With respect to General Wilkinson, I recollect an anecdote. He was, in 1777, an aid to General Gates, and by him sent to Congress at Yorktown, in Pennsylvania, with the despatches, giving an account of the surrender of Sir John Burgoyne and the British army to the Americans at Saratoga. On the way he spent a day at Reading, about fifty miles from Yorktown, with a young lady from Philadelphia, whom he afterwards married. When the despatches were read in Congress, propositions were made for paying a proper compliment to the favorite of General Gates, who brought us such pleasing news. Governor Samuel Adams, with a grave and solemn face, moved Congress, that the young gentleman should be presented with “a pair of spurs.”

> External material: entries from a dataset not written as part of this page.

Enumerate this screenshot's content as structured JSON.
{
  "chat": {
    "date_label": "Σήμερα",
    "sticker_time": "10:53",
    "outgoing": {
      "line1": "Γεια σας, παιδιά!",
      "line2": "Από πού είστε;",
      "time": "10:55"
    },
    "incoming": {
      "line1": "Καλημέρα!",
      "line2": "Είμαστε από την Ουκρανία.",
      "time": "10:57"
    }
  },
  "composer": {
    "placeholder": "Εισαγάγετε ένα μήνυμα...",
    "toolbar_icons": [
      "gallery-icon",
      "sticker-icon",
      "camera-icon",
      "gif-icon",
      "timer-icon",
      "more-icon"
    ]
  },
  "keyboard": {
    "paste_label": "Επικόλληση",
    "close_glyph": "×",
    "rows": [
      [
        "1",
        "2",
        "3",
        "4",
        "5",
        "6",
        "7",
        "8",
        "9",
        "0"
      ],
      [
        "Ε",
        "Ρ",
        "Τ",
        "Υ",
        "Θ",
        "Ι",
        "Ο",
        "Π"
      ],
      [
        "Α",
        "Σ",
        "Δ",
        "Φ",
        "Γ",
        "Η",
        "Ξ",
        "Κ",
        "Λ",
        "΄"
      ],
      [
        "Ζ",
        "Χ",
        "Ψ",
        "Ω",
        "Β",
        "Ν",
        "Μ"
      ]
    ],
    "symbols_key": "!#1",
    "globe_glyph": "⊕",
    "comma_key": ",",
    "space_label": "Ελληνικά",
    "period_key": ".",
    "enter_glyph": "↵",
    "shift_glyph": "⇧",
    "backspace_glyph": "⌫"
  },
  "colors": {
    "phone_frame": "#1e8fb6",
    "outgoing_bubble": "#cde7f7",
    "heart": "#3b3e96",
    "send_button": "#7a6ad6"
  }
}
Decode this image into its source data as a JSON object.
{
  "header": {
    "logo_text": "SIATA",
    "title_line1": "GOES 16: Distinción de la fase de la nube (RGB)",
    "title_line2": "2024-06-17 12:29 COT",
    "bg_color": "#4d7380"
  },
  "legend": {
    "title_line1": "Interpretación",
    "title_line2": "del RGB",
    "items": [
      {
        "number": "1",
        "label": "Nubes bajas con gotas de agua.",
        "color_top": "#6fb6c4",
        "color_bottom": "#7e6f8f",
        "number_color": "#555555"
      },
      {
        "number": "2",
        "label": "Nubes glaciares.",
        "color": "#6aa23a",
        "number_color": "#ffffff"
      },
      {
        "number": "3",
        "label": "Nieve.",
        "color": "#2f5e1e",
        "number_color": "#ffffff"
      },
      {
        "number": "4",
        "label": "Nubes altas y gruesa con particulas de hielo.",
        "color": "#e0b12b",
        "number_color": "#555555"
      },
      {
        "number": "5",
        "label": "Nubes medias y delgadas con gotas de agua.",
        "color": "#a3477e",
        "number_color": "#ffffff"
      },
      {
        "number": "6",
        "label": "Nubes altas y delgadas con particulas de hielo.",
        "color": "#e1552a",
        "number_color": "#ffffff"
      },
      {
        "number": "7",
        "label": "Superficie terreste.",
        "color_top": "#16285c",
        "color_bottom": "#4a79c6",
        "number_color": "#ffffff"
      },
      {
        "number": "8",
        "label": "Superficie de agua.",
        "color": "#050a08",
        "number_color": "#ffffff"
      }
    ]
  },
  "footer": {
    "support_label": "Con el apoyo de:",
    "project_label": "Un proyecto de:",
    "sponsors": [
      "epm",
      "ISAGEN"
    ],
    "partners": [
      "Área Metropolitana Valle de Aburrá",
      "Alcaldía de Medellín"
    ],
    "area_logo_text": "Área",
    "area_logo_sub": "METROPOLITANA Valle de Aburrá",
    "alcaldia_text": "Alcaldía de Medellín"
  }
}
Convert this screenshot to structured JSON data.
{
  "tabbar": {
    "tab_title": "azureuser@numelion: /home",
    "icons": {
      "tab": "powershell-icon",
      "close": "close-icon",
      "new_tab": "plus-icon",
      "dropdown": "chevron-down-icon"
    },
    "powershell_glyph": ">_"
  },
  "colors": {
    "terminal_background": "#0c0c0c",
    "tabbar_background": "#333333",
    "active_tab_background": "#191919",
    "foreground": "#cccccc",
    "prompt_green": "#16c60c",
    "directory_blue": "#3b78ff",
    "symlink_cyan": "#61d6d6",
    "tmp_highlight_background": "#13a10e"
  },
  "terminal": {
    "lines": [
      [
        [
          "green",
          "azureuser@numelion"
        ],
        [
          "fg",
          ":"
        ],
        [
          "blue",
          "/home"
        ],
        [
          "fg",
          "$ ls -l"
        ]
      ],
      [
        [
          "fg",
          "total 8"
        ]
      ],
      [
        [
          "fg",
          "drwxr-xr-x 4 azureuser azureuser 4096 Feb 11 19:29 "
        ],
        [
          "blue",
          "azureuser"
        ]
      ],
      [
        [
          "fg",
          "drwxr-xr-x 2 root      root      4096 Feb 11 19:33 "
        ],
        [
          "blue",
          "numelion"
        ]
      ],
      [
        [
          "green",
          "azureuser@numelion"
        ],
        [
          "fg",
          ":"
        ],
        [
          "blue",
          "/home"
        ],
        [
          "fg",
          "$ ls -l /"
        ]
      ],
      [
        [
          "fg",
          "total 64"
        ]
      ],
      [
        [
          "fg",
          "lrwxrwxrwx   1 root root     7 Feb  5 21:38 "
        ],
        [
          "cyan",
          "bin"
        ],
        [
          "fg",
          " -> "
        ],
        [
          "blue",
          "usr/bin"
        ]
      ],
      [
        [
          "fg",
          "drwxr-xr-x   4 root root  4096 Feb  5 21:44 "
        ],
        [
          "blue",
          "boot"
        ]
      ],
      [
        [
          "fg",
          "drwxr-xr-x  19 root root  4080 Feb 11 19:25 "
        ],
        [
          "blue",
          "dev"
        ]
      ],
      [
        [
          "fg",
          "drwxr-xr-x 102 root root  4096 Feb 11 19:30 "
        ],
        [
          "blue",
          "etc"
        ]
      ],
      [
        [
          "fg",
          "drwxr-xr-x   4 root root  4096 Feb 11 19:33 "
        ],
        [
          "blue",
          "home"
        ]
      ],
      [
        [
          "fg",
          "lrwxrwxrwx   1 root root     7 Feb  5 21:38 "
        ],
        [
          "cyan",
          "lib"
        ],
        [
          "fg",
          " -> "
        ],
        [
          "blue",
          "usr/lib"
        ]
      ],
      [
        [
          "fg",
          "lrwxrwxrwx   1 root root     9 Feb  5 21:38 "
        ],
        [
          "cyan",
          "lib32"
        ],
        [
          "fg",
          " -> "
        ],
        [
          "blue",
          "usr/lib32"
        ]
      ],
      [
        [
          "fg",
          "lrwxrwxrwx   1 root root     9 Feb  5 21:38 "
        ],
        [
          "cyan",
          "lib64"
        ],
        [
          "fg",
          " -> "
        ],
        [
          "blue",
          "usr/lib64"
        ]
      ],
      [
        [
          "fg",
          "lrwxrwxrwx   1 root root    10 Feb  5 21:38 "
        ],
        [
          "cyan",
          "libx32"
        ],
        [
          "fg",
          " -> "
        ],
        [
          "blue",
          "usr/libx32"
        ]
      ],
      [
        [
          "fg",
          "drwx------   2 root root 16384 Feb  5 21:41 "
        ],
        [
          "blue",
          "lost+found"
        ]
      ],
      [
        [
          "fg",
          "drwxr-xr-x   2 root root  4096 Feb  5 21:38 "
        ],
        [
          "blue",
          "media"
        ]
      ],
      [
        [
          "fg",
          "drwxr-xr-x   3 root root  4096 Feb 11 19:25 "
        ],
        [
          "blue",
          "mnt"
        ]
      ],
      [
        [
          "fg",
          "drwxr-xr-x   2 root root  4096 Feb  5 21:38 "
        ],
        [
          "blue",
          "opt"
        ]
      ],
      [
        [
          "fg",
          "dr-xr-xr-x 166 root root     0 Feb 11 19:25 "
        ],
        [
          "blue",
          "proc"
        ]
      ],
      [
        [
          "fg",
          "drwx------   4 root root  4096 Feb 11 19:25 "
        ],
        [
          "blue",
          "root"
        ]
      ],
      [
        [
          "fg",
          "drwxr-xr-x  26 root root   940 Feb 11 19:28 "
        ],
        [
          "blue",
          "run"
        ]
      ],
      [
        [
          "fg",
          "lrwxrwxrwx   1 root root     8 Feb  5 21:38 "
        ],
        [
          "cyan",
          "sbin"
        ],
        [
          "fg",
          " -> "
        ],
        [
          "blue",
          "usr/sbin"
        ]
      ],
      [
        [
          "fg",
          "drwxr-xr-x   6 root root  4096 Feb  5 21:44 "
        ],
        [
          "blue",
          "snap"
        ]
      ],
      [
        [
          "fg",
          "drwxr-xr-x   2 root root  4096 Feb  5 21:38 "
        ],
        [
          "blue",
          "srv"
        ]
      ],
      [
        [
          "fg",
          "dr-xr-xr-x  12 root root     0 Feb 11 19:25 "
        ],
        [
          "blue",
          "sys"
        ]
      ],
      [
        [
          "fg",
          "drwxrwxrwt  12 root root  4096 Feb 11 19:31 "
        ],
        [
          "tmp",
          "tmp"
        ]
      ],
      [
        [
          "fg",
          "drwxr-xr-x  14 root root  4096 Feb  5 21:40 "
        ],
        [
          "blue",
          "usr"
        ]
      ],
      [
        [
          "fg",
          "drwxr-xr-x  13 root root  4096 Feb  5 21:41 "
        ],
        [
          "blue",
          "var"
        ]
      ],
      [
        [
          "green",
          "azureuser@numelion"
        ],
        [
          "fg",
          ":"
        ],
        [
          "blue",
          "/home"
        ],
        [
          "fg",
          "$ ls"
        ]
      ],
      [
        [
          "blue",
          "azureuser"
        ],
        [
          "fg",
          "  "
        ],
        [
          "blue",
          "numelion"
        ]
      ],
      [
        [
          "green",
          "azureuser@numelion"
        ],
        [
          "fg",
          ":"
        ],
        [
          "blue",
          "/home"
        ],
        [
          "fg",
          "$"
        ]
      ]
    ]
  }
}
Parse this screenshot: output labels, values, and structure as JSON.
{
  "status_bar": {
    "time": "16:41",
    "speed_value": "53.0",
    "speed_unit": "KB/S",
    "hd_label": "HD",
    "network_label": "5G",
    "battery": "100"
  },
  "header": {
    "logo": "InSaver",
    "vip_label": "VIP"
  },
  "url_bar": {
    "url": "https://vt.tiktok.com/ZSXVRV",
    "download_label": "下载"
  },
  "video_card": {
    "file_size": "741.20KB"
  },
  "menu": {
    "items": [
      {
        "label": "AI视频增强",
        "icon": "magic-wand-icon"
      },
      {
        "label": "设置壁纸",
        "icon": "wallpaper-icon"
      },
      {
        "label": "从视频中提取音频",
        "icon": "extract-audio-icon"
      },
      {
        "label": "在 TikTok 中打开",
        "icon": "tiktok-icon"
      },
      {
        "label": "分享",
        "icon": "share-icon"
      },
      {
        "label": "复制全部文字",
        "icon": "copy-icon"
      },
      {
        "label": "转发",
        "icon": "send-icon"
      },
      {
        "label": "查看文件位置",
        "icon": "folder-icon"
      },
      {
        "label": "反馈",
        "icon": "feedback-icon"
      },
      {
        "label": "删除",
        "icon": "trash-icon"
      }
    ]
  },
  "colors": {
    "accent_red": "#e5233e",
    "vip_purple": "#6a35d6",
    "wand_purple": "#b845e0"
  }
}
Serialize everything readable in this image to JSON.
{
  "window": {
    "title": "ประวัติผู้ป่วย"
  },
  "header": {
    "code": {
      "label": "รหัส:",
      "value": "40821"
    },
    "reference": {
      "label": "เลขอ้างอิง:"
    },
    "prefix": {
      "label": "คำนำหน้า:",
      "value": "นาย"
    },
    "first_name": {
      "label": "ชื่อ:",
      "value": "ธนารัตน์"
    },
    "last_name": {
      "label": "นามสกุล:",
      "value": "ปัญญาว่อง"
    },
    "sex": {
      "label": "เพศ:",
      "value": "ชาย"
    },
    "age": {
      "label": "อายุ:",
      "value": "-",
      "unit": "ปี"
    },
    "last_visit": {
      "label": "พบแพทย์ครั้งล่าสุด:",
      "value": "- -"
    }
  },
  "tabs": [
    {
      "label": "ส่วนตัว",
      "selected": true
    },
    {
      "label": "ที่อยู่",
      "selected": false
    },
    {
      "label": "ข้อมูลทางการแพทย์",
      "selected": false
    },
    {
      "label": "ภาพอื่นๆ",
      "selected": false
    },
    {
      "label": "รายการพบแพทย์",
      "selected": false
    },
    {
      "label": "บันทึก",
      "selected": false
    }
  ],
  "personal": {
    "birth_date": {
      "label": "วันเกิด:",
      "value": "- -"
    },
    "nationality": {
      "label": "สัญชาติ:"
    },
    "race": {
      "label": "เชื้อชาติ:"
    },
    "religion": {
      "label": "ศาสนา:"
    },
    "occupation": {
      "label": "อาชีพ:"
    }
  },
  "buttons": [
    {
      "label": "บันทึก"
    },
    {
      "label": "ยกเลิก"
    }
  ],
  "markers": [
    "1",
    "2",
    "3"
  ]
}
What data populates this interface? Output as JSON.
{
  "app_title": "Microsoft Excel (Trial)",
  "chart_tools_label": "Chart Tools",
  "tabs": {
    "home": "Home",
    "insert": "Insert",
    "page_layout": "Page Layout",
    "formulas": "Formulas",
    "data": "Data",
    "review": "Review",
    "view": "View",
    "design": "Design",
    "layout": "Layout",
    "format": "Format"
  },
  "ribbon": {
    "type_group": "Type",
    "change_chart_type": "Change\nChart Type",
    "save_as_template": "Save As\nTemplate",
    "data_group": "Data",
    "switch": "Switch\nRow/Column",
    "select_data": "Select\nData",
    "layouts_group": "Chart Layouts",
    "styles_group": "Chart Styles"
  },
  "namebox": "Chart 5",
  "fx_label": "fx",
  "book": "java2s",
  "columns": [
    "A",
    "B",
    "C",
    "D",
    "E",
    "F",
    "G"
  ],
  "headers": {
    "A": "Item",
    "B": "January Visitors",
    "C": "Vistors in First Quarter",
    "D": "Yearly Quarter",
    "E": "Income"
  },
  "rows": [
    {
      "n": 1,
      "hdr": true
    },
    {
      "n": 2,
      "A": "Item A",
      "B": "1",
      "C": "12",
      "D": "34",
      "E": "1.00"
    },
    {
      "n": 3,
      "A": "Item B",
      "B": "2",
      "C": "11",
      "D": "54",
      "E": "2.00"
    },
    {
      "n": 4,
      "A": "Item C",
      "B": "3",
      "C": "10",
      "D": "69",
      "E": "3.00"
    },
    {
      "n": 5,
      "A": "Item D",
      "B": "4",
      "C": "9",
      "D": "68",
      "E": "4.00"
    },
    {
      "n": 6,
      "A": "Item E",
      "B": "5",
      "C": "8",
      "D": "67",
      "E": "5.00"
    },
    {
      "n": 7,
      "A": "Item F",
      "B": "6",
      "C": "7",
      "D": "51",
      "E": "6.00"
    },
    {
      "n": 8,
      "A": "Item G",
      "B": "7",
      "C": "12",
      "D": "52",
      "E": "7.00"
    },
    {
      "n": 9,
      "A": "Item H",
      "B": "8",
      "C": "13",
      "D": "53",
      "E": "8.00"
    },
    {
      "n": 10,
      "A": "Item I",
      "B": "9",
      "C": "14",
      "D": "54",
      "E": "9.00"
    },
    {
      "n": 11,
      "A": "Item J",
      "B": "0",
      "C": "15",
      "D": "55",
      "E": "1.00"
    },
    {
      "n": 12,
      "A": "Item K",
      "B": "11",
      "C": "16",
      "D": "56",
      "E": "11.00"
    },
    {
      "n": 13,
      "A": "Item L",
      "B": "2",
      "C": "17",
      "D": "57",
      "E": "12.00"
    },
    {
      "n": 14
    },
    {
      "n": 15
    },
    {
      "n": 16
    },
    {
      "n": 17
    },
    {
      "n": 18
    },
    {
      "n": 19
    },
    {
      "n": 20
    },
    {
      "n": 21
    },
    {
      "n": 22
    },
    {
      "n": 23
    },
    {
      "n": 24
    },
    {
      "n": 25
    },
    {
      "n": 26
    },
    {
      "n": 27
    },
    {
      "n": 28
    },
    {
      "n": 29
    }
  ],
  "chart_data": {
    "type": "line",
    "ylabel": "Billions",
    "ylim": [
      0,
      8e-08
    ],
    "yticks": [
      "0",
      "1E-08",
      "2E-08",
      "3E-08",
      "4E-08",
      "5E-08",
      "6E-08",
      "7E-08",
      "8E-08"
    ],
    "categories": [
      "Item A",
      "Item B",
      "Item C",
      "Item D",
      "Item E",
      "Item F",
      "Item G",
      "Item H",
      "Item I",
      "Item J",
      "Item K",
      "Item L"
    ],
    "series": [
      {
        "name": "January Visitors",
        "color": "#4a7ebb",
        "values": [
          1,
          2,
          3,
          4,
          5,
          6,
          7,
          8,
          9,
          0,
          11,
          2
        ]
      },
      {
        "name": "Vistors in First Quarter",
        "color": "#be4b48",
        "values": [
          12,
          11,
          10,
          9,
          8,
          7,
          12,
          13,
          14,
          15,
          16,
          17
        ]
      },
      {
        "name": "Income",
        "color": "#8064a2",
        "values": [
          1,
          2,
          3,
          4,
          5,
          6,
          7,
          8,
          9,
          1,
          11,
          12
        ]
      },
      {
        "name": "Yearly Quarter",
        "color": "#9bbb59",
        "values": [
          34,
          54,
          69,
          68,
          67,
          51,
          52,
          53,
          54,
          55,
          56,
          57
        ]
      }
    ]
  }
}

What changes in Europe have occurred since I had the pleasure of writing to you last! Louis XVIII. is again on the throne of France; the great Napoleon at the bottom of the wheel, never to rise more, a prisoner for life. The French nation miserable; Spain has reestablished the tribunal of the Inquisition, and restored the Jesuits. The rulers of Portugal void of common sense. South America in a state of opposition to the government of Spain, and in all appearance will soon be independent of it. Whatever is, is right, said Mr. Pope, the first of poets and moralists.
I have nothing to do with politics, nor much with any thing else in this world, but I hear and listen. It is said, that James Monroe, Secretary of State, John Armstrong, late Secretary at War, Dewitt Clinton, late Mayor of New York, and perhaps Rufus King, now a senator, will be proposed as candidates for the next Presidency. I do not think the prospect of either, or any of them, very encouraging.
Mr. John Q. Adams has been named; but it is not known whether this may not create jealousy, or injure him with the present administration, which his friends would by all means avoid.
My sheet is almost finished. God bless you.
Your old friend,